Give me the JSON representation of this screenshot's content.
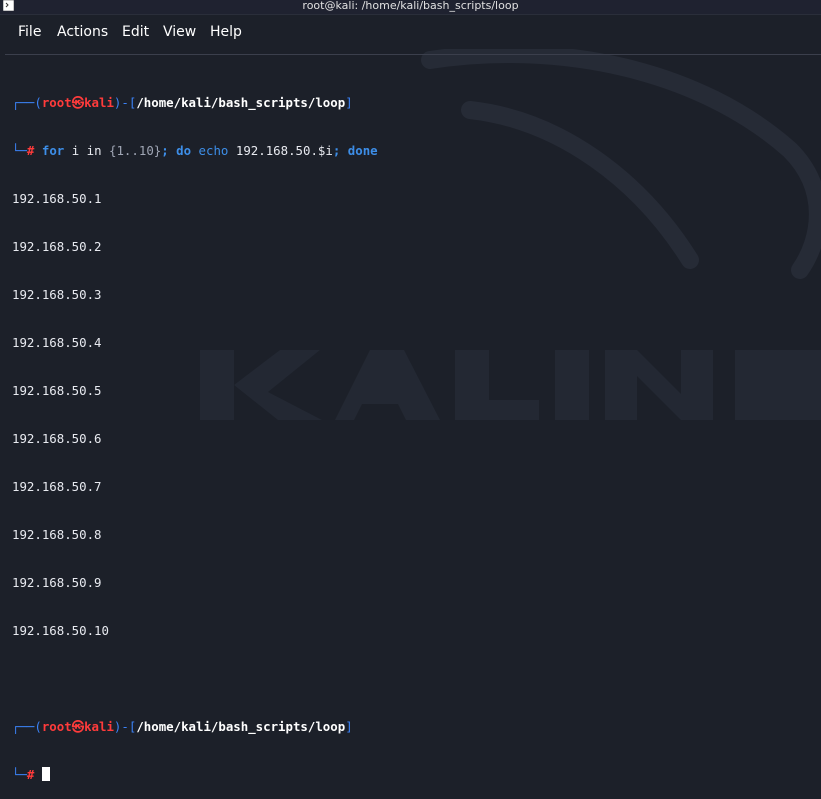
{
  "window": {
    "title": "root@kali: /home/kali/bash_scripts/loop"
  },
  "menu": {
    "file": "File",
    "actions": "Actions",
    "edit": "Edit",
    "view": "View",
    "help": "Help"
  },
  "prompt1": {
    "top_left": "┌──(",
    "user": "root",
    "at_symbol": "㉿",
    "host": "kali",
    "mid": ")-[",
    "path": "/home/kali/bash_scripts/loop",
    "close": "]",
    "bottom_left": "└─",
    "hash": "#",
    "cmd_for": "for",
    "cmd_i_in": " i in ",
    "cmd_range": "{1..10}",
    "cmd_semi1": ";",
    "cmd_do": " do",
    "cmd_echo": " echo",
    "cmd_arg": " 192.168.50.$i",
    "cmd_semi2": ";",
    "cmd_done": " done"
  },
  "output": [
    "192.168.50.1",
    "192.168.50.2",
    "192.168.50.3",
    "192.168.50.4",
    "192.168.50.5",
    "192.168.50.6",
    "192.168.50.7",
    "192.168.50.8",
    "192.168.50.9",
    "192.168.50.10"
  ],
  "prompt2": {
    "top_left": "┌──(",
    "user": "root",
    "at_symbol": "㉿",
    "host": "kali",
    "mid": ")-[",
    "path": "/home/kali/bash_scripts/loop",
    "close": "]",
    "bottom_left": "└─",
    "hash": "#"
  },
  "colors": {
    "background": "#1c2029",
    "prompt_frame": "#3b82f6",
    "prompt_user": "#ff3b3b",
    "keyword": "#3d8ee8"
  },
  "watermark_icon": "kali-dragon-logo"
}
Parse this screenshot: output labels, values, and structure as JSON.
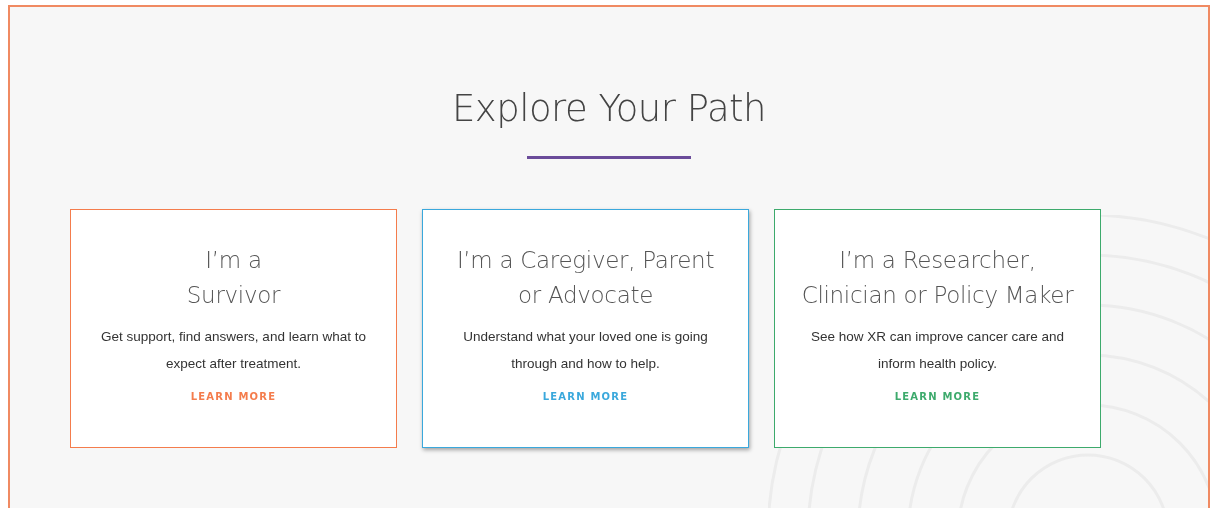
{
  "heading": "Explore Your Path",
  "cards": [
    {
      "title_lines": [
        "I’m a",
        "Survivor"
      ],
      "text": "Get support, find answers, and learn what to expect after treatment.",
      "link": "LEARN MORE",
      "color": "#f47c4c",
      "selected": false
    },
    {
      "title_lines": [
        "I’m a Caregiver, Parent",
        "or Advocate"
      ],
      "text": "Understand what your loved one is going through and how to help.",
      "link": "LEARN MORE",
      "color": "#3aa8dc",
      "selected": true
    },
    {
      "title_lines": [
        "I’m a Researcher,",
        "Clinician or Policy Maker"
      ],
      "text": "See how XR can improve cancer care and inform health policy.",
      "link": "LEARN MORE",
      "color": "#3daa6c",
      "selected": false
    }
  ]
}
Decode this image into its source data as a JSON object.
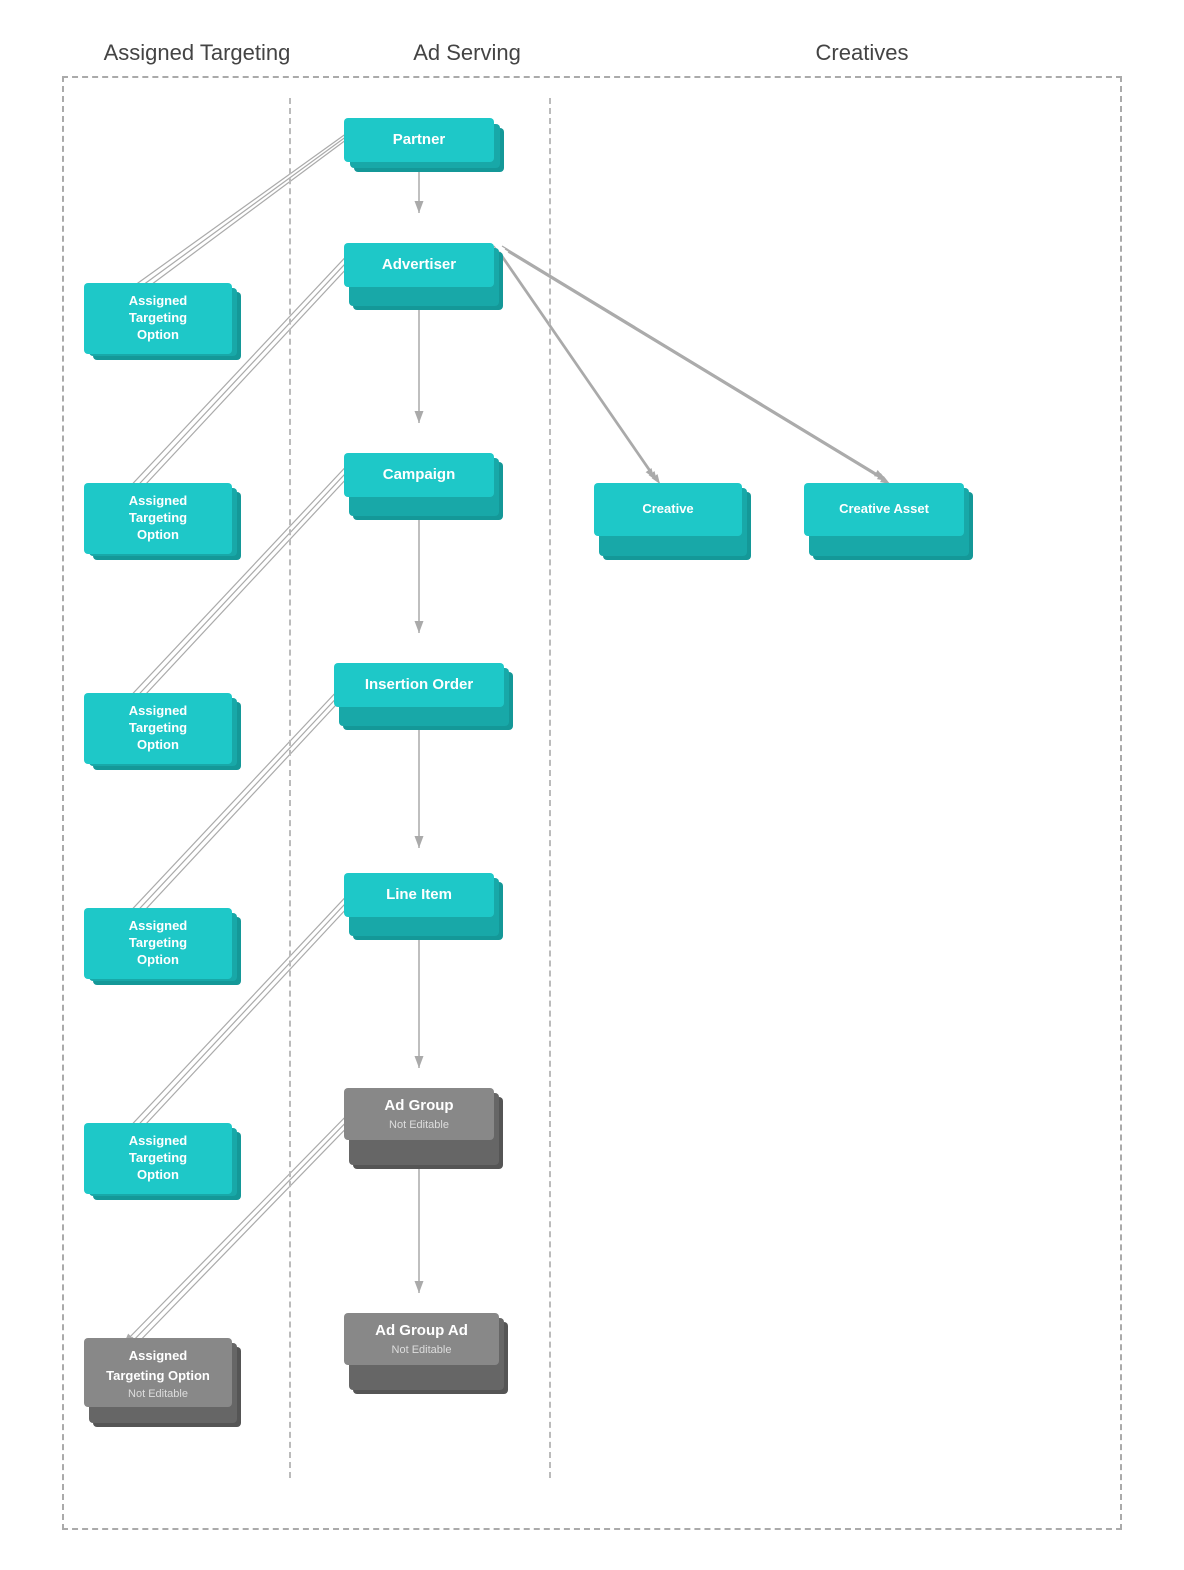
{
  "headers": {
    "assigned_targeting": "Assigned Targeting",
    "ad_serving": "Ad Serving",
    "creatives": "Creatives"
  },
  "nodes": {
    "partner": "Partner",
    "advertiser": "Advertiser",
    "campaign": "Campaign",
    "insertion_order": "Insertion Order",
    "line_item": "Line Item",
    "ad_group": "Ad Group",
    "ad_group_not_editable": "Not Editable",
    "ad_group_ad": "Ad Group Ad",
    "ad_group_ad_not_editable": "Not Editable",
    "creative": "Creative",
    "creative_asset": "Creative Asset",
    "assigned_targeting_option": "Assigned Targeting Option",
    "not_editable": "Not Editable"
  },
  "colors": {
    "teal": "#1ec8c8",
    "teal_dark": "#18a8a8",
    "teal_darker": "#149898",
    "gray": "#888888",
    "gray_dark": "#666666",
    "gray_darker": "#555555",
    "arrow": "#aaaaaa",
    "dashed_border": "#aaaaaa",
    "column_divider": "#bbbbbb"
  }
}
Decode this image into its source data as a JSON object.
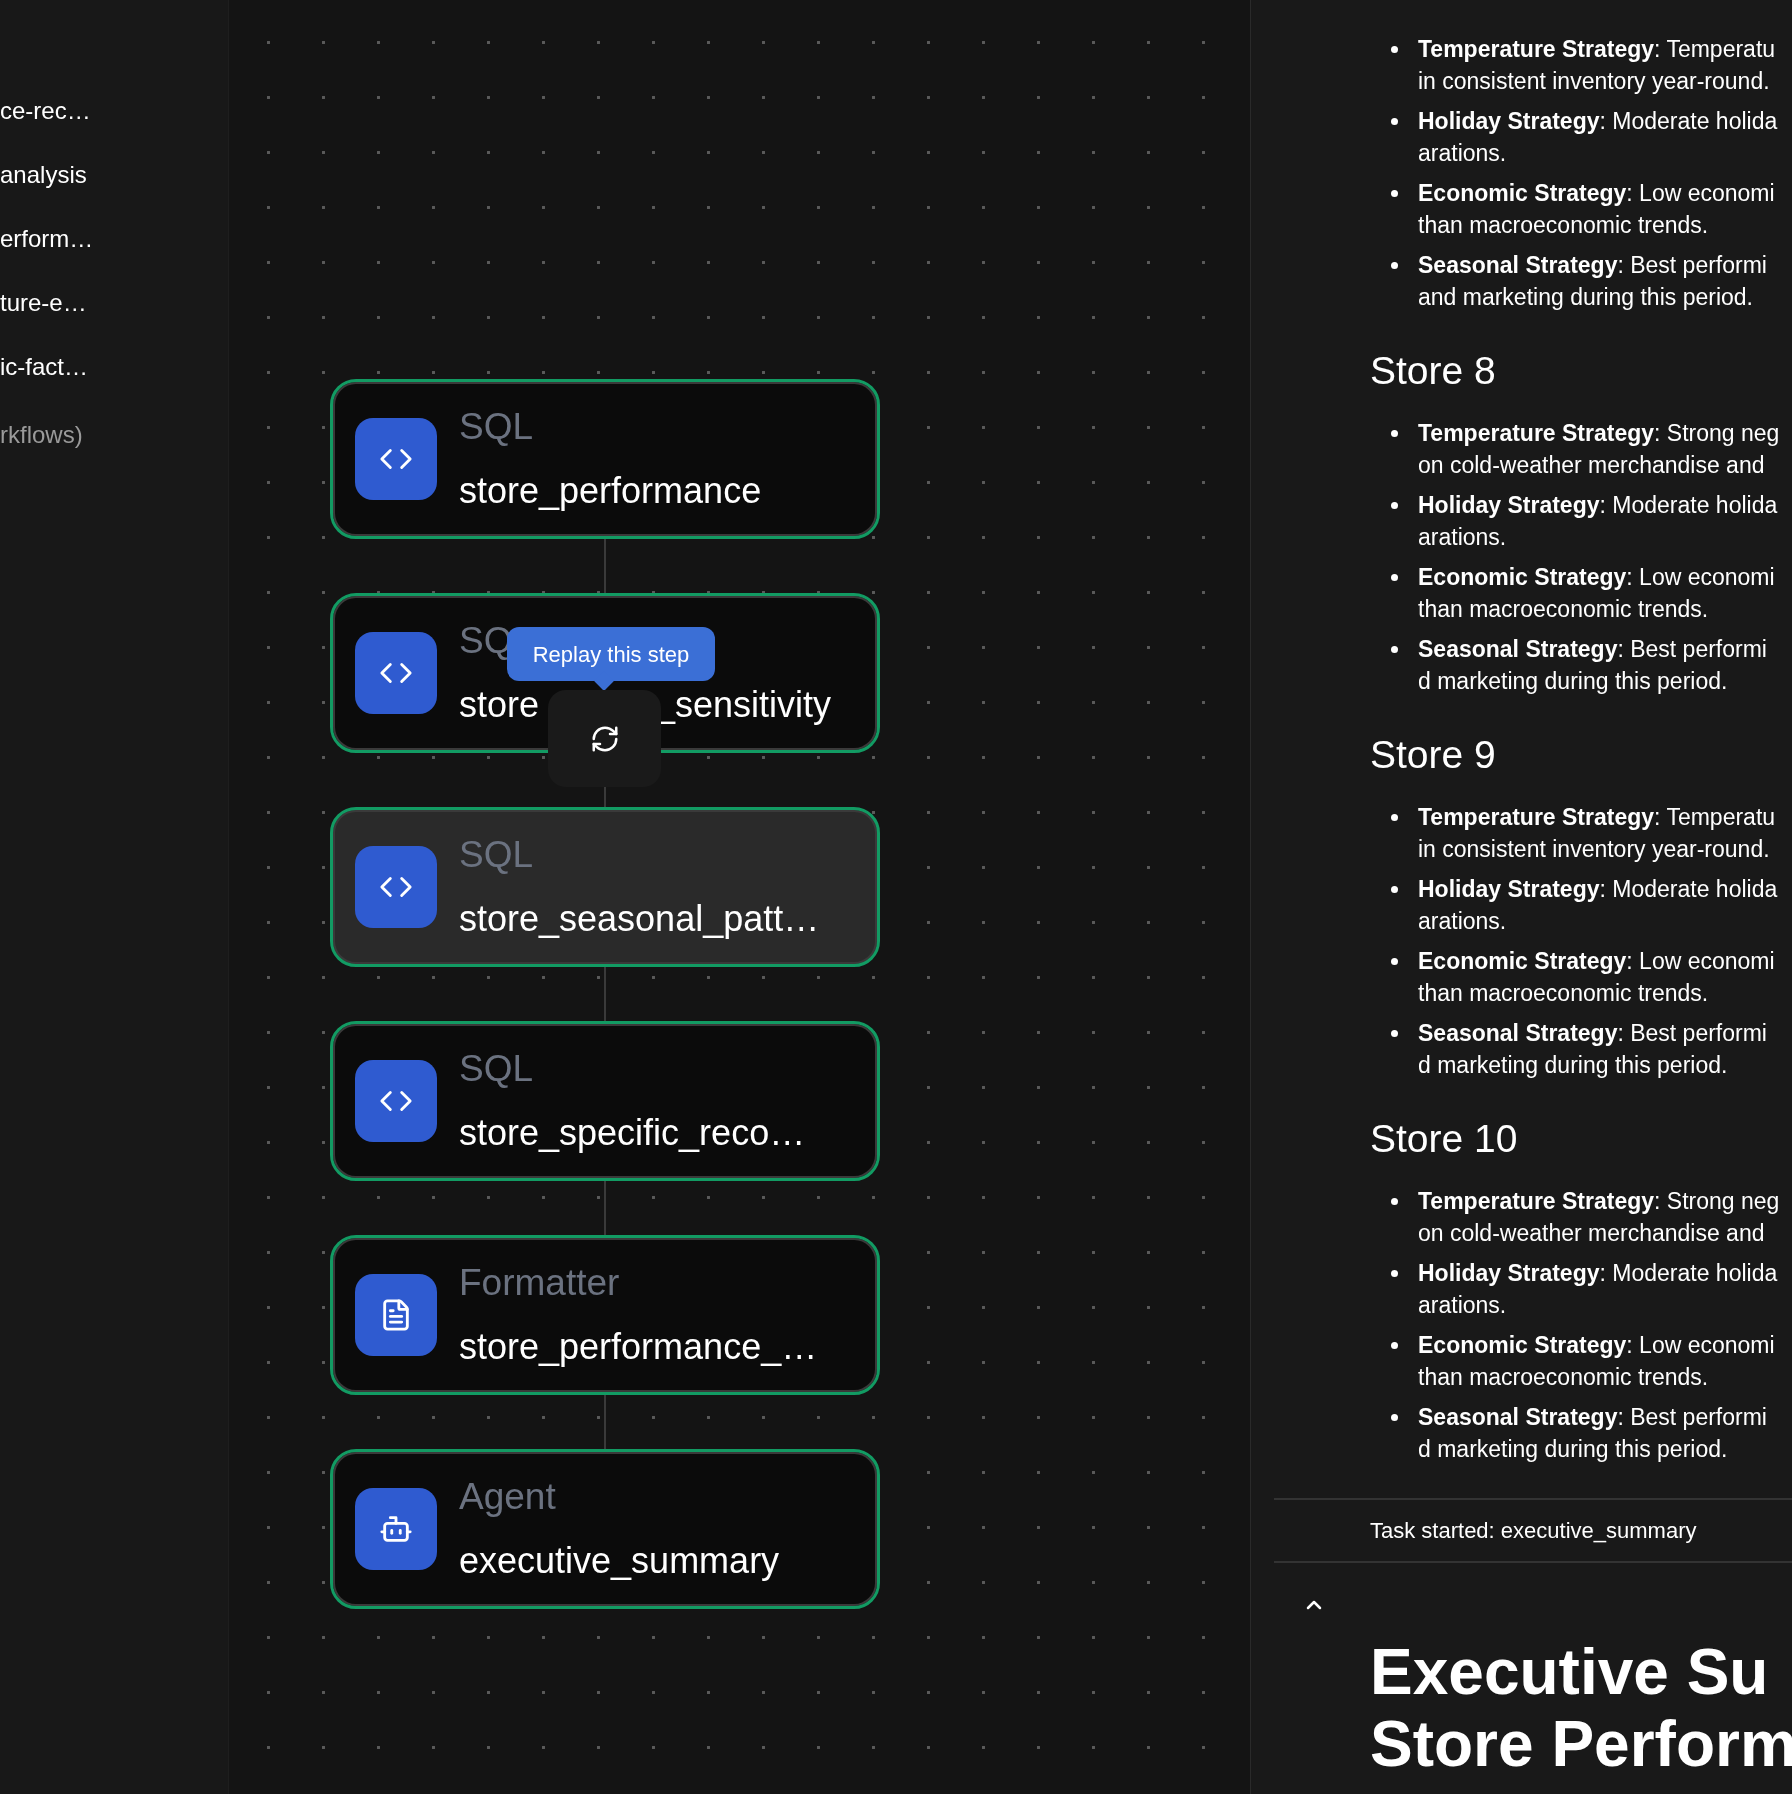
{
  "sidebar": {
    "items": [
      {
        "label": "ce-rec…",
        "muted": false
      },
      {
        "label": "analysis",
        "muted": false
      },
      {
        "label": "erform…",
        "muted": false
      },
      {
        "label": "ture-e…",
        "muted": false
      },
      {
        "label": "ic-fact…",
        "muted": false
      },
      {
        "label": "rkflows)",
        "muted": true
      }
    ]
  },
  "canvas": {
    "nodes": [
      {
        "kind": "sql",
        "type_label": "SQL",
        "name": "store_performance",
        "highlighted": false
      },
      {
        "kind": "sql",
        "type_label": "SQ",
        "name": "store",
        "name_after_cover": "_sensitivity",
        "highlighted": false
      },
      {
        "kind": "sql",
        "type_label": "SQL",
        "name": "store_seasonal_patt…",
        "highlighted": true
      },
      {
        "kind": "sql",
        "type_label": "SQL",
        "name": "store_specific_reco…",
        "highlighted": false
      },
      {
        "kind": "formatter",
        "type_label": "Formatter",
        "name": "store_performance_…",
        "highlighted": false
      },
      {
        "kind": "agent",
        "type_label": "Agent",
        "name": "executive_summary",
        "highlighted": false
      }
    ],
    "tooltip": "Replay this step"
  },
  "output": {
    "sections": [
      {
        "items": [
          {
            "lines": [
              "**Temperature Strategy**: Temperatu",
              "in consistent inventory year-round."
            ]
          },
          {
            "lines": [
              "**Holiday Strategy**: Moderate holida",
              "arations."
            ]
          },
          {
            "lines": [
              "**Economic Strategy**: Low economi",
              "than macroeconomic trends."
            ]
          },
          {
            "lines": [
              "**Seasonal Strategy**: Best performi",
              "and marketing during this period."
            ]
          }
        ]
      },
      {
        "heading": "Store 8",
        "items": [
          {
            "lines": [
              "**Temperature Strategy**: Strong neg",
              "on cold-weather merchandise and"
            ]
          },
          {
            "lines": [
              "**Holiday Strategy**: Moderate holida",
              "arations."
            ]
          },
          {
            "lines": [
              "**Economic Strategy**: Low economi",
              "than macroeconomic trends."
            ]
          },
          {
            "lines": [
              "**Seasonal Strategy**: Best performi",
              "d marketing during this period."
            ]
          }
        ]
      },
      {
        "heading": "Store 9",
        "items": [
          {
            "lines": [
              "**Temperature Strategy**: Temperatu",
              "in consistent inventory year-round."
            ]
          },
          {
            "lines": [
              "**Holiday Strategy**: Moderate holida",
              "arations."
            ]
          },
          {
            "lines": [
              "**Economic Strategy**: Low economi",
              "than macroeconomic trends."
            ]
          },
          {
            "lines": [
              "**Seasonal Strategy**: Best performi",
              "d marketing during this period."
            ]
          }
        ]
      },
      {
        "heading": "Store 10",
        "items": [
          {
            "lines": [
              "**Temperature Strategy**: Strong neg",
              "on cold-weather merchandise and"
            ]
          },
          {
            "lines": [
              "**Holiday Strategy**: Moderate holida",
              "arations."
            ]
          },
          {
            "lines": [
              "**Economic Strategy**: Low economi",
              "than macroeconomic trends."
            ]
          },
          {
            "lines": [
              "**Seasonal Strategy**: Best performi",
              "d marketing during this period."
            ]
          }
        ]
      }
    ],
    "task_status": "Task started: executive_summary",
    "summary_title_lines": [
      "Executive Su",
      "Store Perform"
    ]
  }
}
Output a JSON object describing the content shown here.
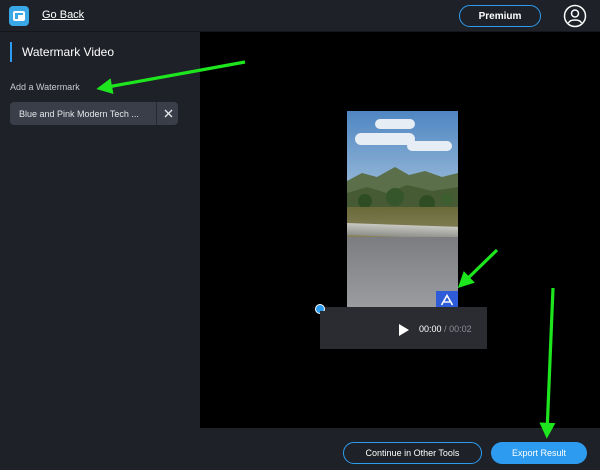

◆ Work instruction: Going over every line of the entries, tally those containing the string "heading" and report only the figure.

◆ Task result: 4